- Opening Delimiter -
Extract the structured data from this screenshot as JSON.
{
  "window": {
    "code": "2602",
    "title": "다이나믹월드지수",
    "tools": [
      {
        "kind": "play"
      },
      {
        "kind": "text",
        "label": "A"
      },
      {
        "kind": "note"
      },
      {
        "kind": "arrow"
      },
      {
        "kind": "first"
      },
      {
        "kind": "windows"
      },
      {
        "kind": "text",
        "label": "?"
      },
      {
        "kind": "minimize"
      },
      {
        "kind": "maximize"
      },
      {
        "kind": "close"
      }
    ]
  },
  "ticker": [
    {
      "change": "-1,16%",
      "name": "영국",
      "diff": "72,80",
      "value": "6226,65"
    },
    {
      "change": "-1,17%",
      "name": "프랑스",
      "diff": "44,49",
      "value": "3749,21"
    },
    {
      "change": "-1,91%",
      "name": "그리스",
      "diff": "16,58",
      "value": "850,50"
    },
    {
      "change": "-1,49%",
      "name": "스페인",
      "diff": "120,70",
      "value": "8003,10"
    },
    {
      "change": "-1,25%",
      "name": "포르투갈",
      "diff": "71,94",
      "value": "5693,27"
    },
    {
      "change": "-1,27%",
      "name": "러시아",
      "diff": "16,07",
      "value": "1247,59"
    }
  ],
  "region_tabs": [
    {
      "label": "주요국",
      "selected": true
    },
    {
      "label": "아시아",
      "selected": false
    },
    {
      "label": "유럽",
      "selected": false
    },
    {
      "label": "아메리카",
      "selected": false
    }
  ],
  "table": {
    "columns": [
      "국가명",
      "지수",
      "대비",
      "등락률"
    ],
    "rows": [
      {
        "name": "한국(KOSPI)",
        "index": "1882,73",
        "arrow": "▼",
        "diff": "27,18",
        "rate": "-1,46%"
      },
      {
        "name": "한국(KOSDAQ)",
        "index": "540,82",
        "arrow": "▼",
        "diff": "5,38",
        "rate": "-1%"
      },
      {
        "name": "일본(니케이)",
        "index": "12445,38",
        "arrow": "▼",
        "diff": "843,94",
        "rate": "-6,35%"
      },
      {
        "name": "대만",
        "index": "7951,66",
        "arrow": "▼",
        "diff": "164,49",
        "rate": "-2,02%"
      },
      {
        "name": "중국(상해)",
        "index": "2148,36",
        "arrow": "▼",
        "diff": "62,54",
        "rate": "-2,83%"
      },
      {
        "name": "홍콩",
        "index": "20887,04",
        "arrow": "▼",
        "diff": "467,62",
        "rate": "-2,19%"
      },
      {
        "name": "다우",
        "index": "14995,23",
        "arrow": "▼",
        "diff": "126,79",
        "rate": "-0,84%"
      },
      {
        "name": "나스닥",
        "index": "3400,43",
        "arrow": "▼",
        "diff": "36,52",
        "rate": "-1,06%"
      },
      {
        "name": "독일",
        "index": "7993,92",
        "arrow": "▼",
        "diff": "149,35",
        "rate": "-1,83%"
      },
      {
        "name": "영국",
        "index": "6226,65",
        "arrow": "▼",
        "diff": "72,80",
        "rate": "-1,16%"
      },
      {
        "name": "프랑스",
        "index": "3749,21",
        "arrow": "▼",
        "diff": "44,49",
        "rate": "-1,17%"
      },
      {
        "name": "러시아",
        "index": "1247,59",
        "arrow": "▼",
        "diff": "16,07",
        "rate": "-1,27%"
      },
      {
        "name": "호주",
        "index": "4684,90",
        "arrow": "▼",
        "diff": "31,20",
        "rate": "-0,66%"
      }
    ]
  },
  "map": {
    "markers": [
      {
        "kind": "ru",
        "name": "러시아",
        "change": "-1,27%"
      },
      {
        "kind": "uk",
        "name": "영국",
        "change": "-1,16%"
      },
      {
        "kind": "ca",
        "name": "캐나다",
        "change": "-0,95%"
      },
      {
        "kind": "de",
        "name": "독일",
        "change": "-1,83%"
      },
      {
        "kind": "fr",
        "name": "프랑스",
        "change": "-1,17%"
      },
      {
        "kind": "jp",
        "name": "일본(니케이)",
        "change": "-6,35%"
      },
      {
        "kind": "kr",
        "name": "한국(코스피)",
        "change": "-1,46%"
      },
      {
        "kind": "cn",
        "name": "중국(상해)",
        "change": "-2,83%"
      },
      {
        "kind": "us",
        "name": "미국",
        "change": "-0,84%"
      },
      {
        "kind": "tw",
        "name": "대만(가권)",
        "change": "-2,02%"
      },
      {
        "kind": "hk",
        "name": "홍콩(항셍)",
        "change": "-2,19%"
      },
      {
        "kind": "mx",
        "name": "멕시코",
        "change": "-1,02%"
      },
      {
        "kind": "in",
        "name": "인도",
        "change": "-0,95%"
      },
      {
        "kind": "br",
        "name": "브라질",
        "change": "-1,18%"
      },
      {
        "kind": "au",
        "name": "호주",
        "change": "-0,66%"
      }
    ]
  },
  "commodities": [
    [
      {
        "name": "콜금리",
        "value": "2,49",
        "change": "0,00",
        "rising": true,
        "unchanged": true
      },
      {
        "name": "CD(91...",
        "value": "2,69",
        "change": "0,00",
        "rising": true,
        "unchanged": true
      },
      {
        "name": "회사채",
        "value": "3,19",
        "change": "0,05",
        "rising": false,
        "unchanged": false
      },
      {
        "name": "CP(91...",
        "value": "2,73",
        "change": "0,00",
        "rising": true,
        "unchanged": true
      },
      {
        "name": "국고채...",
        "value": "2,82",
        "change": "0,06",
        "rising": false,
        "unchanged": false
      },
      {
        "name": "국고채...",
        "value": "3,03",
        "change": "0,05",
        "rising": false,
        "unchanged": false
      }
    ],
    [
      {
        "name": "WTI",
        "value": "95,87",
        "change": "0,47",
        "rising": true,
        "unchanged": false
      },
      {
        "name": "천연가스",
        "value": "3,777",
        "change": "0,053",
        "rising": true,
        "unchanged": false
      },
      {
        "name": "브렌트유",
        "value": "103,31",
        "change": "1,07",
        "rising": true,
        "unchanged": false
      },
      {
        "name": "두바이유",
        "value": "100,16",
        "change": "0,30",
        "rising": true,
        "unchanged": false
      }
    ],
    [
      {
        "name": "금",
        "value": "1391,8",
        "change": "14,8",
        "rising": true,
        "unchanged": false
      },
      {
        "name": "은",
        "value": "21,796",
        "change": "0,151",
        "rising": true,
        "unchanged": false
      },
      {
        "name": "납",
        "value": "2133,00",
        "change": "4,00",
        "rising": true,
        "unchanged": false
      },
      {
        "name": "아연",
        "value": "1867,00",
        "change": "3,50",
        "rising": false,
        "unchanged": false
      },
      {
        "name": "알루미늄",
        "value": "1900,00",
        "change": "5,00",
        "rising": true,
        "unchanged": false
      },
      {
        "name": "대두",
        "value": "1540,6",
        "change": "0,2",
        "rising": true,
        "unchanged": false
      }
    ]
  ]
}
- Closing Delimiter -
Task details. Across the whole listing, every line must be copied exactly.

Exercise answer.
Extract the structured data from this screenshot as JSON.
{
  "window": {
    "code": "2602",
    "title": "다이나믹월드지수",
    "tools": [
      {
        "kind": "play"
      },
      {
        "kind": "text",
        "label": "A"
      },
      {
        "kind": "note"
      },
      {
        "kind": "arrow"
      },
      {
        "kind": "first"
      },
      {
        "kind": "windows"
      },
      {
        "kind": "text",
        "label": "?"
      },
      {
        "kind": "minimize"
      },
      {
        "kind": "maximize"
      },
      {
        "kind": "close"
      }
    ]
  },
  "ticker": [
    {
      "change": "-1,16%",
      "name": "영국",
      "diff": "72,80",
      "value": "6226,65"
    },
    {
      "change": "-1,17%",
      "name": "프랑스",
      "diff": "44,49",
      "value": "3749,21"
    },
    {
      "change": "-1,91%",
      "name": "그리스",
      "diff": "16,58",
      "value": "850,50"
    },
    {
      "change": "-1,49%",
      "name": "스페인",
      "diff": "120,70",
      "value": "8003,10"
    },
    {
      "change": "-1,25%",
      "name": "포르투갈",
      "diff": "71,94",
      "value": "5693,27"
    },
    {
      "change": "-1,27%",
      "name": "러시아",
      "diff": "16,07",
      "value": "1247,59"
    }
  ],
  "region_tabs": [
    {
      "label": "주요국",
      "selected": true
    },
    {
      "label": "아시아",
      "selected": false
    },
    {
      "label": "유럽",
      "selected": false
    },
    {
      "label": "아메리카",
      "selected": false
    }
  ],
  "table": {
    "columns": [
      "국가명",
      "지수",
      "대비",
      "등락률"
    ],
    "rows": [
      {
        "name": "한국(KOSPI)",
        "index": "1882,73",
        "arrow": "▼",
        "diff": "27,18",
        "rate": "-1,46%"
      },
      {
        "name": "한국(KOSDAQ)",
        "index": "540,82",
        "arrow": "▼",
        "diff": "5,38",
        "rate": "-1%"
      },
      {
        "name": "일본(니케이)",
        "index": "12445,38",
        "arrow": "▼",
        "diff": "843,94",
        "rate": "-6,35%"
      },
      {
        "name": "대만",
        "index": "7951,66",
        "arrow": "▼",
        "diff": "164,49",
        "rate": "-2,02%"
      },
      {
        "name": "중국(상해)",
        "index": "2148,36",
        "arrow": "▼",
        "diff": "62,54",
        "rate": "-2,83%"
      },
      {
        "name": "홍콩",
        "index": "20887,04",
        "arrow": "▼",
        "diff": "467,62",
        "rate": "-2,19%"
      },
      {
        "name": "다우",
        "index": "14995,23",
        "arrow": "▼",
        "diff": "126,79",
        "rate": "-0,84%"
      },
      {
        "name": "나스닥",
        "index": "3400,43",
        "arrow": "▼",
        "diff": "36,52",
        "rate": "-1,06%"
      },
      {
        "name": "독일",
        "index": "7993,92",
        "arrow": "▼",
        "diff": "149,35",
        "rate": "-1,83%"
      },
      {
        "name": "영국",
        "index": "6226,65",
        "arrow": "▼",
        "diff": "72,80",
        "rate": "-1,16%"
      },
      {
        "name": "프랑스",
        "index": "3749,21",
        "arrow": "▼",
        "diff": "44,49",
        "rate": "-1,17%"
      },
      {
        "name": "러시아",
        "index": "1247,59",
        "arrow": "▼",
        "diff": "16,07",
        "rate": "-1,27%"
      },
      {
        "name": "호주",
        "index": "4684,90",
        "arrow": "▼",
        "diff": "31,20",
        "rate": "-0,66%"
      }
    ]
  },
  "map": {
    "markers": [
      {
        "kind": "ru",
        "name": "러시아",
        "change": "-1,27%"
      },
      {
        "kind": "uk",
        "name": "영국",
        "change": "-1,16%"
      },
      {
        "kind": "ca",
        "name": "캐나다",
        "change": "-0,95%"
      },
      {
        "kind": "de",
        "name": "독일",
        "change": "-1,83%"
      },
      {
        "kind": "fr",
        "name": "프랑스",
        "change": "-1,17%"
      },
      {
        "kind": "jp",
        "name": "일본(니케이)",
        "change": "-6,35%"
      },
      {
        "kind": "kr",
        "name": "한국(코스피)",
        "change": "-1,46%"
      },
      {
        "kind": "cn",
        "name": "중국(상해)",
        "change": "-2,83%"
      },
      {
        "kind": "us",
        "name": "미국",
        "change": "-0,84%"
      },
      {
        "kind": "tw",
        "name": "대만(가권)",
        "change": "-2,02%"
      },
      {
        "kind": "hk",
        "name": "홍콩(항셍)",
        "change": "-2,19%"
      },
      {
        "kind": "mx",
        "name": "멕시코",
        "change": "-1,02%"
      },
      {
        "kind": "in",
        "name": "인도",
        "change": "-0,95%"
      },
      {
        "kind": "br",
        "name": "브라질",
        "change": "-1,18%"
      },
      {
        "kind": "au",
        "name": "호주",
        "change": "-0,66%"
      }
    ]
  },
  "commodities": [
    [
      {
        "name": "콜금리",
        "value": "2,49",
        "change": "0,00",
        "rising": true,
        "unchanged": true
      },
      {
        "name": "CD(91...",
        "value": "2,69",
        "change": "0,00",
        "rising": true,
        "unchanged": true
      },
      {
        "name": "회사채",
        "value": "3,19",
        "change": "0,05",
        "rising": false,
        "unchanged": false
      },
      {
        "name": "CP(91...",
        "value": "2,73",
        "change": "0,00",
        "rising": true,
        "unchanged": true
      },
      {
        "name": "국고채...",
        "value": "2,82",
        "change": "0,06",
        "rising": false,
        "unchanged": false
      },
      {
        "name": "국고채...",
        "value": "3,03",
        "change": "0,05",
        "rising": false,
        "unchanged": false
      }
    ],
    [
      {
        "name": "WTI",
        "value": "95,87",
        "change": "0,47",
        "rising": true,
        "unchanged": false
      },
      {
        "name": "천연가스",
        "value": "3,777",
        "change": "0,053",
        "rising": true,
        "unchanged": false
      },
      {
        "name": "브렌트유",
        "value": "103,31",
        "change": "1,07",
        "rising": true,
        "unchanged": false
      },
      {
        "name": "두바이유",
        "value": "100,16",
        "change": "0,30",
        "rising": true,
        "unchanged": false
      }
    ],
    [
      {
        "name": "금",
        "value": "1391,8",
        "change": "14,8",
        "rising": true,
        "unchanged": false
      },
      {
        "name": "은",
        "value": "21,796",
        "change": "0,151",
        "rising": true,
        "unchanged": false
      },
      {
        "name": "납",
        "value": "2133,00",
        "change": "4,00",
        "rising": true,
        "unchanged": false
      },
      {
        "name": "아연",
        "value": "1867,00",
        "change": "3,50",
        "rising": false,
        "unchanged": false
      },
      {
        "name": "알루미늄",
        "value": "1900,00",
        "change": "5,00",
        "rising": true,
        "unchanged": false
      },
      {
        "name": "대두",
        "value": "1540,6",
        "change": "0,2",
        "rising": true,
        "unchanged": false
      }
    ]
  ]
}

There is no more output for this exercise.